For one may apprehend the whole truth to be somewhat thus.  Satiric comedy, or comedy of manners, is the art of making ludicrous in dramatic form some phase of life.  The writers of our old comedy thought that certain vices—gambling, adultery, and the like—formed a phase of life which for divers reasons, essential and accidental, lent itself best to their purpose.  They may, or may not, have thought they were doing... more...

ANDRIA;THE FAIR ANDRIAN. THE SUMMARY OF C. SULPITIUS APOLLINARIS. Pamphilus seduces Glycerium, wrongfully supposed to be a sister of a Courtesan, an Andrian by birth; and she having become pregnant, he gives his word that she shall be his wife; but his father has engaged for him another, the daughter of Chremes; and when he discovers the intrigue he pretends that the nuptials are about to take place, desiring to learn what intentions his... more...

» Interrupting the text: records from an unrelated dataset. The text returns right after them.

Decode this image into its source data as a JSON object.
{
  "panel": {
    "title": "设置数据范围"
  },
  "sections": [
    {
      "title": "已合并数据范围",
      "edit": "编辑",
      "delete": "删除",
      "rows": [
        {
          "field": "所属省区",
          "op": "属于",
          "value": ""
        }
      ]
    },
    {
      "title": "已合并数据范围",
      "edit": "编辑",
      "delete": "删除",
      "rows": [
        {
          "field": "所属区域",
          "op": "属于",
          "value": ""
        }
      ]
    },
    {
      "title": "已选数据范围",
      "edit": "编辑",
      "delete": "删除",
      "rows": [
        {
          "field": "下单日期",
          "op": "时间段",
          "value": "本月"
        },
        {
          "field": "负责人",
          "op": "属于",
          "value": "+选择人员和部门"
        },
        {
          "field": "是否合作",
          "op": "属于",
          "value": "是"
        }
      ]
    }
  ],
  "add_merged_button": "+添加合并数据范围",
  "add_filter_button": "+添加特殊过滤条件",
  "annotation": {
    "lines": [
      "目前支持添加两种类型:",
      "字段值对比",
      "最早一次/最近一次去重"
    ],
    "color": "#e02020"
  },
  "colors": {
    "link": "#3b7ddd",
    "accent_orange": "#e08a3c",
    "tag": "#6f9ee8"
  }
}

PROLOGUE. The Bard, when first he gave his mind to write, Thought it his only business, that his Plays Should please the people: but it now falls out, He finds, much otherwise, and wastes, perforce, His time in writing Prologues; not to tell The argument, but to refute the slanders Broach’d by the malice of an older Bard. And mark what vices he is charg’d withal! Menander wrote the Andrian and Perinthian: Know one, and you... more...

ACT I A drawing-room at the Hunters', handsomely and artistically furnished. The woodwork and furniture are in the period of Louis XVI. The walls and furniture are covered with yellow brocade, and the curtains are of the same golden material. At the back are two large windows which give out on Fifth Avenue, opposite the Park, the trees of which are seen across the way. At Left is a double doorway, leading into the hall. At Right, opposite, is a... more...

INTRODUCTION The City Bride, by Joseph Harris, is of special interest as the only adaptation from the canon of John Webster to have come upon the stage in the Restoration. Nahum Tate’s Injur’d Love: or, The Cruel Husband is an adaptation of The White Devil, but it was never acted and was not printed until 1707. The City Bride is taken from A Cure for a Cuckold, in which William Rowley and perhaps Thomas Heywood collaborated with... more...